== Data to process

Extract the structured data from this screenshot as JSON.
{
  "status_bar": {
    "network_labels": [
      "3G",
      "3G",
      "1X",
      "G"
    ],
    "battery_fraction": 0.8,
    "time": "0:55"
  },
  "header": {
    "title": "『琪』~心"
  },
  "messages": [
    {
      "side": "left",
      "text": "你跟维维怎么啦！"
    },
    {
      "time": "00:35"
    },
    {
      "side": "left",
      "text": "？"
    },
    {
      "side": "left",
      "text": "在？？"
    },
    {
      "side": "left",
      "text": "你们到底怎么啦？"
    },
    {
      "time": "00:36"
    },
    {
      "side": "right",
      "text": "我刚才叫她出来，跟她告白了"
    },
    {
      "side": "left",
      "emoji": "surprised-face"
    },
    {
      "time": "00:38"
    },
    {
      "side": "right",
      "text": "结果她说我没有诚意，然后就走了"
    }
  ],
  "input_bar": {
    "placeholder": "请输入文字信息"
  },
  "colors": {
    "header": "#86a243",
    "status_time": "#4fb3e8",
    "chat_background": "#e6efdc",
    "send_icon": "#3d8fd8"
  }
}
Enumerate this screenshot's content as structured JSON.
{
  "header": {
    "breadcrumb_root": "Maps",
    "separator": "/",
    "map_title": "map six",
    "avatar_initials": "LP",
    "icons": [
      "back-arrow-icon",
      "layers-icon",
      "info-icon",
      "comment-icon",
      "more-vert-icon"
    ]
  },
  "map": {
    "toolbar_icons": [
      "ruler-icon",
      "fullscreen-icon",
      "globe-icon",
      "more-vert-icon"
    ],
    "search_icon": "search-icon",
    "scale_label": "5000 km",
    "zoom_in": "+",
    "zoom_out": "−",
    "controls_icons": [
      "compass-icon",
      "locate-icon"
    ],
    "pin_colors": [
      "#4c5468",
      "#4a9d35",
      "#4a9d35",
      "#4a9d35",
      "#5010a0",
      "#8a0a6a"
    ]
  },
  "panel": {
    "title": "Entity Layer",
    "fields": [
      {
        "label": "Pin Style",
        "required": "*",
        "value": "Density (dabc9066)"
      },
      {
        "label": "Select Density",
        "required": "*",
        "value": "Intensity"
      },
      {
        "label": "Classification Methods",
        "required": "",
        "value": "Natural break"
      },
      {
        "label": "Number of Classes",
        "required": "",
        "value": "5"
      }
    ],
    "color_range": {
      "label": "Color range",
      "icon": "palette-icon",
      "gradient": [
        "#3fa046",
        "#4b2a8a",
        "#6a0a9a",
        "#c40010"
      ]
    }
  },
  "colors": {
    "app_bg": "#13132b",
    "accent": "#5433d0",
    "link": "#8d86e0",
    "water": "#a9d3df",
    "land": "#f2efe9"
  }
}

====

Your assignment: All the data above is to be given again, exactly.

Solution to this problem:
Extract the structured data from this screenshot as JSON.
{
  "status_bar": {
    "network_labels": [
      "3G",
      "3G",
      "1X",
      "G"
    ],
    "battery_fraction": 0.8,
    "time": "0:55"
  },
  "header": {
    "title": "『琪』~心"
  },
  "messages": [
    {
      "side": "left",
      "text": "你跟维维怎么啦！"
    },
    {
      "time": "00:35"
    },
    {
      "side": "left",
      "text": "？"
    },
    {
      "side": "left",
      "text": "在？？"
    },
    {
      "side": "left",
      "text": "你们到底怎么啦？"
    },
    {
      "time": "00:36"
    },
    {
      "side": "right",
      "text": "我刚才叫她出来，跟她告白了"
    },
    {
      "side": "left",
      "emoji": "surprised-face"
    },
    {
      "time": "00:38"
    },
    {
      "side": "right",
      "text": "结果她说我没有诚意，然后就走了"
    }
  ],
  "input_bar": {
    "placeholder": "请输入文字信息"
  },
  "colors": {
    "header": "#86a243",
    "status_time": "#4fb3e8",
    "chat_background": "#e6efdc",
    "send_icon": "#3d8fd8"
  }
}
Enumerate this screenshot's content as structured JSON.
{
  "header": {
    "breadcrumb_root": "Maps",
    "separator": "/",
    "map_title": "map six",
    "avatar_initials": "LP",
    "icons": [
      "back-arrow-icon",
      "layers-icon",
      "info-icon",
      "comment-icon",
      "more-vert-icon"
    ]
  },
  "map": {
    "toolbar_icons": [
      "ruler-icon",
      "fullscreen-icon",
      "globe-icon",
      "more-vert-icon"
    ],
    "search_icon": "search-icon",
    "scale_label": "5000 km",
    "zoom_in": "+",
    "zoom_out": "−",
    "controls_icons": [
      "compass-icon",
      "locate-icon"
    ],
    "pin_colors": [
      "#4c5468",
      "#4a9d35",
      "#4a9d35",
      "#4a9d35",
      "#5010a0",
      "#8a0a6a"
    ]
  },
  "panel": {
    "title": "Entity Layer",
    "fields": [
      {
        "label": "Pin Style",
        "required": "*",
        "value": "Density (dabc9066)"
      },
      {
        "label": "Select Density",
        "required": "*",
        "value": "Intensity"
      },
      {
        "label": "Classification Methods",
        "required": "",
        "value": "Natural break"
      },
      {
        "label": "Number of Classes",
        "required": "",
        "value": "5"
      }
    ],
    "color_range": {
      "label": "Color range",
      "icon": "palette-icon",
      "gradient": [
        "#3fa046",
        "#4b2a8a",
        "#6a0a9a",
        "#c40010"
      ]
    }
  },
  "colors": {
    "app_bg": "#13132b",
    "accent": "#5433d0",
    "link": "#8d86e0",
    "water": "#a9d3df",
    "land": "#f2efe9"
  }
}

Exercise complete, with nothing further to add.